The chemistry-related aspects of decontaminating structures and the soil are delicate and closely supervised by the authorities because these installations may expose urban populations to some highly toxic chemicals. Installations present fire, explosion, air, and soil pollution risks (for example radioactive emissions).

Operators are responsible for compliance with the regulations and any damage that may be caused. Profitability studies now include the cost of decommissioning.

There are three phases in decommissioning: the first is shutting down the process and disposing of products, this operation is conducted by fluid circuits or "systems". Products are removed to appropriate locations for reuse or incineration, the installations are then powered down by decompressing the networks, and then the power supply is cut off. The second phase is deconstruction based on a sequence of work for each discipline (the dismantling blueprint). The last phase consists of restoring the site in accordance with the applicable regulatory requirements, the duration and cost of which are related to the difficulty of rehabilitating the soil and the requirements for returning it to a natural state.
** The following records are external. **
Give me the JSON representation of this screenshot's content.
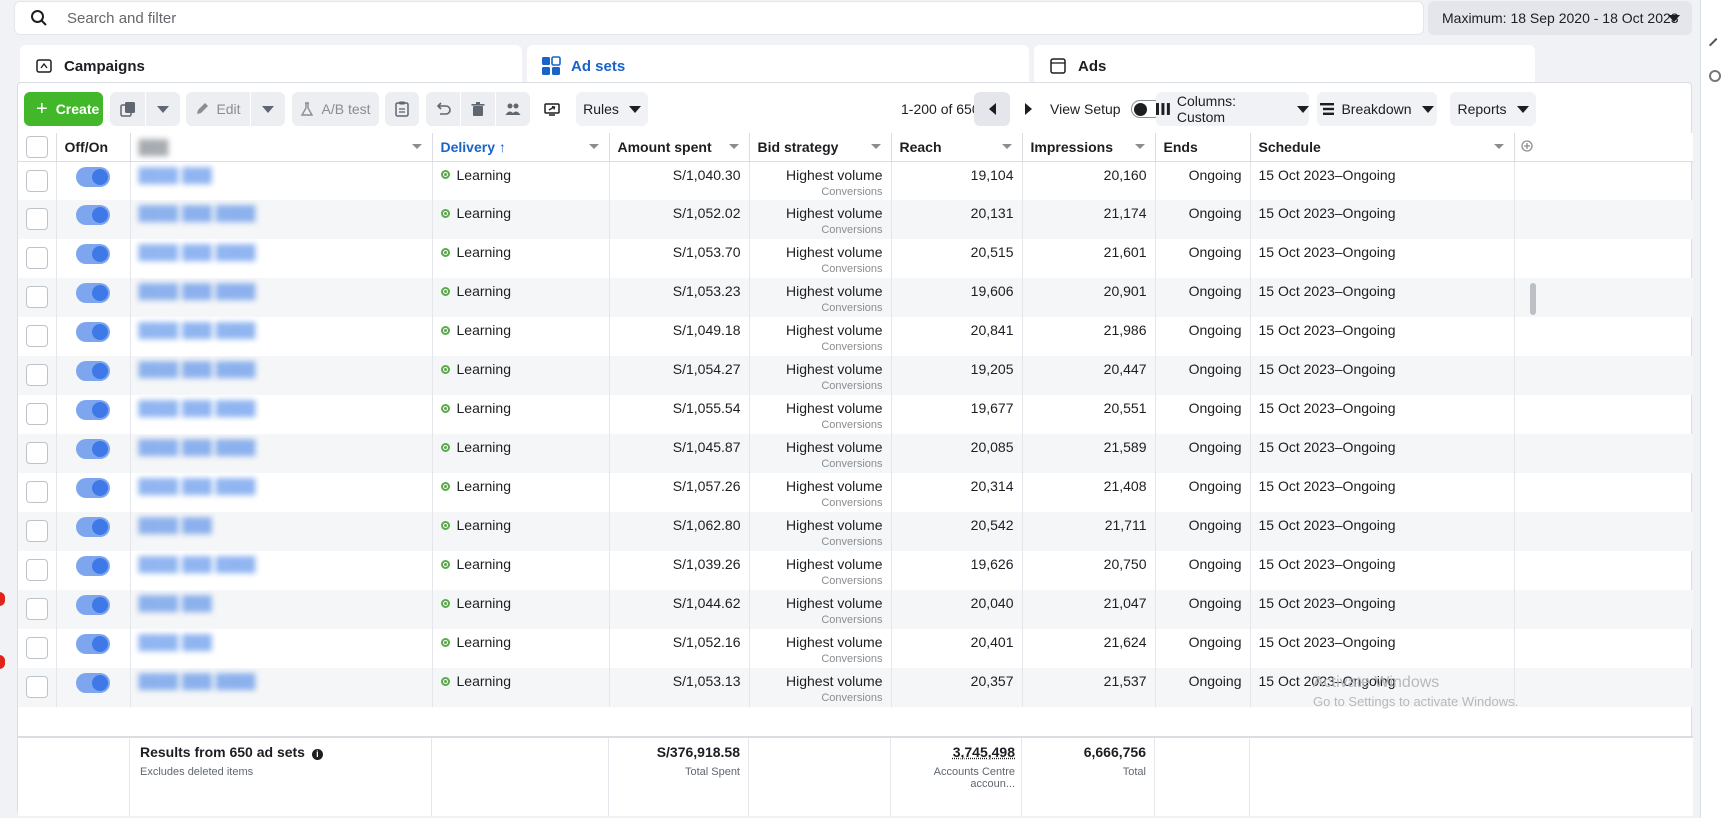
{
  "search": {
    "placeholder": "Search and filter"
  },
  "date_range": {
    "label": "Maximum: 18 Sep 2020 - 18 Oct 2023"
  },
  "tabs": [
    {
      "label": "Campaigns",
      "icon": "folder-icon",
      "active": false
    },
    {
      "label": "Ad sets",
      "icon": "grid-icon",
      "active": true
    },
    {
      "label": "Ads",
      "icon": "ad-page-icon",
      "active": false
    }
  ],
  "toolbar": {
    "create_label": "Create",
    "edit_label": "Edit",
    "ab_test_label": "A/B test",
    "rules_label": "Rules",
    "pagination": "1-200 of 650",
    "view_setup_label": "View Setup",
    "columns_label": "Columns: Custom",
    "breakdown_label": "Breakdown",
    "reports_label": "Reports"
  },
  "columns": {
    "offon": "Off/On",
    "delivery": "Delivery",
    "amount_spent": "Amount spent",
    "bid_strategy": "Bid strategy",
    "reach": "Reach",
    "impressions": "Impressions",
    "ends": "Ends",
    "schedule": "Schedule"
  },
  "rows": [
    {
      "name": "████ ███",
      "delivery": "Learning",
      "amount": "S/1,040.30",
      "bid": "Highest volume",
      "bid_sub": "Conversions",
      "reach": "19,104",
      "impressions": "20,160",
      "ends": "Ongoing",
      "schedule": "15 Oct 2023–Ongoing"
    },
    {
      "name": "████ ███ ████",
      "delivery": "Learning",
      "amount": "S/1,052.02",
      "bid": "Highest volume",
      "bid_sub": "Conversions",
      "reach": "20,131",
      "impressions": "21,174",
      "ends": "Ongoing",
      "schedule": "15 Oct 2023–Ongoing"
    },
    {
      "name": "████ ███ ████",
      "delivery": "Learning",
      "amount": "S/1,053.70",
      "bid": "Highest volume",
      "bid_sub": "Conversions",
      "reach": "20,515",
      "impressions": "21,601",
      "ends": "Ongoing",
      "schedule": "15 Oct 2023–Ongoing"
    },
    {
      "name": "████ ███ ████",
      "delivery": "Learning",
      "amount": "S/1,053.23",
      "bid": "Highest volume",
      "bid_sub": "Conversions",
      "reach": "19,606",
      "impressions": "20,901",
      "ends": "Ongoing",
      "schedule": "15 Oct 2023–Ongoing"
    },
    {
      "name": "████ ███ ████",
      "delivery": "Learning",
      "amount": "S/1,049.18",
      "bid": "Highest volume",
      "bid_sub": "Conversions",
      "reach": "20,841",
      "impressions": "21,986",
      "ends": "Ongoing",
      "schedule": "15 Oct 2023–Ongoing"
    },
    {
      "name": "████ ███ ████",
      "delivery": "Learning",
      "amount": "S/1,054.27",
      "bid": "Highest volume",
      "bid_sub": "Conversions",
      "reach": "19,205",
      "impressions": "20,447",
      "ends": "Ongoing",
      "schedule": "15 Oct 2023–Ongoing"
    },
    {
      "name": "████ ███ ████",
      "delivery": "Learning",
      "amount": "S/1,055.54",
      "bid": "Highest volume",
      "bid_sub": "Conversions",
      "reach": "19,677",
      "impressions": "20,551",
      "ends": "Ongoing",
      "schedule": "15 Oct 2023–Ongoing"
    },
    {
      "name": "████ ███ ████",
      "delivery": "Learning",
      "amount": "S/1,045.87",
      "bid": "Highest volume",
      "bid_sub": "Conversions",
      "reach": "20,085",
      "impressions": "21,589",
      "ends": "Ongoing",
      "schedule": "15 Oct 2023–Ongoing"
    },
    {
      "name": "████ ███ ████",
      "delivery": "Learning",
      "amount": "S/1,057.26",
      "bid": "Highest volume",
      "bid_sub": "Conversions",
      "reach": "20,314",
      "impressions": "21,408",
      "ends": "Ongoing",
      "schedule": "15 Oct 2023–Ongoing"
    },
    {
      "name": "████ ███",
      "delivery": "Learning",
      "amount": "S/1,062.80",
      "bid": "Highest volume",
      "bid_sub": "Conversions",
      "reach": "20,542",
      "impressions": "21,711",
      "ends": "Ongoing",
      "schedule": "15 Oct 2023–Ongoing"
    },
    {
      "name": "████ ███ ████",
      "delivery": "Learning",
      "amount": "S/1,039.26",
      "bid": "Highest volume",
      "bid_sub": "Conversions",
      "reach": "19,626",
      "impressions": "20,750",
      "ends": "Ongoing",
      "schedule": "15 Oct 2023–Ongoing"
    },
    {
      "name": "████ ███",
      "delivery": "Learning",
      "amount": "S/1,044.62",
      "bid": "Highest volume",
      "bid_sub": "Conversions",
      "reach": "20,040",
      "impressions": "21,047",
      "ends": "Ongoing",
      "schedule": "15 Oct 2023–Ongoing"
    },
    {
      "name": "████ ███",
      "delivery": "Learning",
      "amount": "S/1,052.16",
      "bid": "Highest volume",
      "bid_sub": "Conversions",
      "reach": "20,401",
      "impressions": "21,624",
      "ends": "Ongoing",
      "schedule": "15 Oct 2023–Ongoing"
    },
    {
      "name": "████ ███ ████",
      "delivery": "Learning",
      "amount": "S/1,053.13",
      "bid": "Highest volume",
      "bid_sub": "Conversions",
      "reach": "20,357",
      "impressions": "21,537",
      "ends": "Ongoing",
      "schedule": "15 Oct 2023–Ongoing"
    }
  ],
  "footer": {
    "results_label": "Results from 650 ad sets",
    "excludes_label": "Excludes deleted items",
    "total_spent": "S/376,918.58",
    "total_spent_label": "Total Spent",
    "total_reach": "3,745,498",
    "total_reach_label": "Accounts Centre accoun...",
    "total_impressions": "6,666,756",
    "total_impressions_label": "Total"
  },
  "watermark": {
    "line1": "Activate Windows",
    "line2": "Go to Settings to activate Windows."
  },
  "colors": {
    "create_green": "#42b72a",
    "accent_blue": "#1a63c8",
    "learning_green": "#5aa94a",
    "toggle_blue": "#3f79e8"
  }
}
Decommissioning projects are the projects of the future, budgeted in the long-term; they are technically complex and require skills in all disciplines, including processes and commissioning. As it is not an investment for the operator but an obligation, studies and works are designed to minimize costs while still complying with the regulations. SOFREN combines its technical expertise with its project management expertise to provide achievable decommissioning solutions, including recycling all the materials and waste that are still recoverable.

From revamping to decommissioning